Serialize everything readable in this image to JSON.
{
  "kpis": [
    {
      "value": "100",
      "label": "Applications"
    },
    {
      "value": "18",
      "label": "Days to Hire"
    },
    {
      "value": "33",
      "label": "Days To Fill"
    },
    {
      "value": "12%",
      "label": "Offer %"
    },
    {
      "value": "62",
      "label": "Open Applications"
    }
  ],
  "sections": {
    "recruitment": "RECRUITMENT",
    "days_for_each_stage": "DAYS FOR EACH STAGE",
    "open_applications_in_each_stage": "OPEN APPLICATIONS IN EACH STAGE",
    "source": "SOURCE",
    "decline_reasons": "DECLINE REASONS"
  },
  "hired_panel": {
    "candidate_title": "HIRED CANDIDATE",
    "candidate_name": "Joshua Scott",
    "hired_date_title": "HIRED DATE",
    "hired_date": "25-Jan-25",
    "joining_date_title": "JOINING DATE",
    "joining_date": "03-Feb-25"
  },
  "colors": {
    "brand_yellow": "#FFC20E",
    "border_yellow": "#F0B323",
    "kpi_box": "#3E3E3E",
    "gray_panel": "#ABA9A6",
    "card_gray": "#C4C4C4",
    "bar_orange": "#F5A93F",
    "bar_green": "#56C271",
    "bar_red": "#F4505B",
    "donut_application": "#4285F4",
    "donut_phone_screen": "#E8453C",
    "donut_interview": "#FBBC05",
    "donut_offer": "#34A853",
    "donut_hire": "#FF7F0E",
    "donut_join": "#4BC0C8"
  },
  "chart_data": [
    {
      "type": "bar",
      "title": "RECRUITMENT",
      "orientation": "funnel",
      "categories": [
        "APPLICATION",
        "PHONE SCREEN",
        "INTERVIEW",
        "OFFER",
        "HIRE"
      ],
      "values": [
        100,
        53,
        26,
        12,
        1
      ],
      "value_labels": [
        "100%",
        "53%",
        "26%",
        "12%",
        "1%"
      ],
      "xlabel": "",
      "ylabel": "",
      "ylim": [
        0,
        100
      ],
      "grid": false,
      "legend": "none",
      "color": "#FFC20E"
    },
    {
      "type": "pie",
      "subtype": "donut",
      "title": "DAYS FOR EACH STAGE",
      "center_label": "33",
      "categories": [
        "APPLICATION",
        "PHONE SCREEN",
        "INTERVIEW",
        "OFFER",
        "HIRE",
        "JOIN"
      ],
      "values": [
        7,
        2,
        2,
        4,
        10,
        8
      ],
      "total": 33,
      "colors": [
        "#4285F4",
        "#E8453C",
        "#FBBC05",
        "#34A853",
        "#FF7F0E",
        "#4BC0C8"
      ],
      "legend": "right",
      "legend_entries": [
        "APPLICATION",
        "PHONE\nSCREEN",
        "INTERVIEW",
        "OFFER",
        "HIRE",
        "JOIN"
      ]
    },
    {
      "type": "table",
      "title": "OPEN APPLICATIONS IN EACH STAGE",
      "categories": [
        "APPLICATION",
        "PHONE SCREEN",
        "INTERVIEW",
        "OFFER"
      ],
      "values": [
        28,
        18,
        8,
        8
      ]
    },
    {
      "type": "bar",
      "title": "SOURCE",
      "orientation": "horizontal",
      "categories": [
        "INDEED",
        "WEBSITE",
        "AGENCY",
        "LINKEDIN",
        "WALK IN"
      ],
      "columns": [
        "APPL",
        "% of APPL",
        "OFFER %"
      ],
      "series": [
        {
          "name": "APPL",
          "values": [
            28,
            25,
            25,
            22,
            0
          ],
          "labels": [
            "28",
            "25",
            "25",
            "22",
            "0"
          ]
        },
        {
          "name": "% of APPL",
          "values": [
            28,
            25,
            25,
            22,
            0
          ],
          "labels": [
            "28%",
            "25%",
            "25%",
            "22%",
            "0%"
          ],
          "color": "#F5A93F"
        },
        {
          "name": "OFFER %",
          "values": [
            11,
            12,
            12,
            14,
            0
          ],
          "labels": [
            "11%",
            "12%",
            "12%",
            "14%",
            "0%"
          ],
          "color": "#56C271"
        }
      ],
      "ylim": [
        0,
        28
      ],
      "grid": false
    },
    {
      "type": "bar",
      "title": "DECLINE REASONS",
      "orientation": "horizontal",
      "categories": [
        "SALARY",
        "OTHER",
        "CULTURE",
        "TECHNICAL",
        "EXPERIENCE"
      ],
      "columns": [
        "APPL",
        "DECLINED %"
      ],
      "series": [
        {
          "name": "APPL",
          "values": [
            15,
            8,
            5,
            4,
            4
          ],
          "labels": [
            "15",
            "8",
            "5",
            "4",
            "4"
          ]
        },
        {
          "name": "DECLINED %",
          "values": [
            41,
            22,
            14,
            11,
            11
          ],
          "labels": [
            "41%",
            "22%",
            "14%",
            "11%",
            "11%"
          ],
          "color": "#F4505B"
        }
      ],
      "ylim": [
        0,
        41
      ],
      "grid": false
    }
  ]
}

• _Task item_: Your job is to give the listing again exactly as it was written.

• _Exercise response_:
Serialize everything readable in this image to JSON.
{
  "kpis": [
    {
      "value": "100",
      "label": "Applications"
    },
    {
      "value": "18",
      "label": "Days to Hire"
    },
    {
      "value": "33",
      "label": "Days To Fill"
    },
    {
      "value": "12%",
      "label": "Offer %"
    },
    {
      "value": "62",
      "label": "Open Applications"
    }
  ],
  "sections": {
    "recruitment": "RECRUITMENT",
    "days_for_each_stage": "DAYS FOR EACH STAGE",
    "open_applications_in_each_stage": "OPEN APPLICATIONS IN EACH STAGE",
    "source": "SOURCE",
    "decline_reasons": "DECLINE REASONS"
  },
  "hired_panel": {
    "candidate_title": "HIRED CANDIDATE",
    "candidate_name": "Joshua Scott",
    "hired_date_title": "HIRED DATE",
    "hired_date": "25-Jan-25",
    "joining_date_title": "JOINING DATE",
    "joining_date": "03-Feb-25"
  },
  "colors": {
    "brand_yellow": "#FFC20E",
    "border_yellow": "#F0B323",
    "kpi_box": "#3E3E3E",
    "gray_panel": "#ABA9A6",
    "card_gray": "#C4C4C4",
    "bar_orange": "#F5A93F",
    "bar_green": "#56C271",
    "bar_red": "#F4505B",
    "donut_application": "#4285F4",
    "donut_phone_screen": "#E8453C",
    "donut_interview": "#FBBC05",
    "donut_offer": "#34A853",
    "donut_hire": "#FF7F0E",
    "donut_join": "#4BC0C8"
  },
  "chart_data": [
    {
      "type": "bar",
      "title": "RECRUITMENT",
      "orientation": "funnel",
      "categories": [
        "APPLICATION",
        "PHONE SCREEN",
        "INTERVIEW",
        "OFFER",
        "HIRE"
      ],
      "values": [
        100,
        53,
        26,
        12,
        1
      ],
      "value_labels": [
        "100%",
        "53%",
        "26%",
        "12%",
        "1%"
      ],
      "xlabel": "",
      "ylabel": "",
      "ylim": [
        0,
        100
      ],
      "grid": false,
      "legend": "none",
      "color": "#FFC20E"
    },
    {
      "type": "pie",
      "subtype": "donut",
      "title": "DAYS FOR EACH STAGE",
      "center_label": "33",
      "categories": [
        "APPLICATION",
        "PHONE SCREEN",
        "INTERVIEW",
        "OFFER",
        "HIRE",
        "JOIN"
      ],
      "values": [
        7,
        2,
        2,
        4,
        10,
        8
      ],
      "total": 33,
      "colors": [
        "#4285F4",
        "#E8453C",
        "#FBBC05",
        "#34A853",
        "#FF7F0E",
        "#4BC0C8"
      ],
      "legend": "right",
      "legend_entries": [
        "APPLICATION",
        "PHONE\nSCREEN",
        "INTERVIEW",
        "OFFER",
        "HIRE",
        "JOIN"
      ]
    },
    {
      "type": "table",
      "title": "OPEN APPLICATIONS IN EACH STAGE",
      "categories": [
        "APPLICATION",
        "PHONE SCREEN",
        "INTERVIEW",
        "OFFER"
      ],
      "values": [
        28,
        18,
        8,
        8
      ]
    },
    {
      "type": "bar",
      "title": "SOURCE",
      "orientation": "horizontal",
      "categories": [
        "INDEED",
        "WEBSITE",
        "AGENCY",
        "LINKEDIN",
        "WALK IN"
      ],
      "columns": [
        "APPL",
        "% of APPL",
        "OFFER %"
      ],
      "series": [
        {
          "name": "APPL",
          "values": [
            28,
            25,
            25,
            22,
            0
          ],
          "labels": [
            "28",
            "25",
            "25",
            "22",
            "0"
          ]
        },
        {
          "name": "% of APPL",
          "values": [
            28,
            25,
            25,
            22,
            0
          ],
          "labels": [
            "28%",
            "25%",
            "25%",
            "22%",
            "0%"
          ],
          "color": "#F5A93F"
        },
        {
          "name": "OFFER %",
          "values": [
            11,
            12,
            12,
            14,
            0
          ],
          "labels": [
            "11%",
            "12%",
            "12%",
            "14%",
            "0%"
          ],
          "color": "#56C271"
        }
      ],
      "ylim": [
        0,
        28
      ],
      "grid": false
    },
    {
      "type": "bar",
      "title": "DECLINE REASONS",
      "orientation": "horizontal",
      "categories": [
        "SALARY",
        "OTHER",
        "CULTURE",
        "TECHNICAL",
        "EXPERIENCE"
      ],
      "columns": [
        "APPL",
        "DECLINED %"
      ],
      "series": [
        {
          "name": "APPL",
          "values": [
            15,
            8,
            5,
            4,
            4
          ],
          "labels": [
            "15",
            "8",
            "5",
            "4",
            "4"
          ]
        },
        {
          "name": "DECLINED %",
          "values": [
            41,
            22,
            14,
            11,
            11
          ],
          "labels": [
            "41%",
            "22%",
            "14%",
            "11%",
            "11%"
          ],
          "color": "#F4505B"
        }
      ],
      "ylim": [
        0,
        41
      ],
      "grid": false
    }
  ]
}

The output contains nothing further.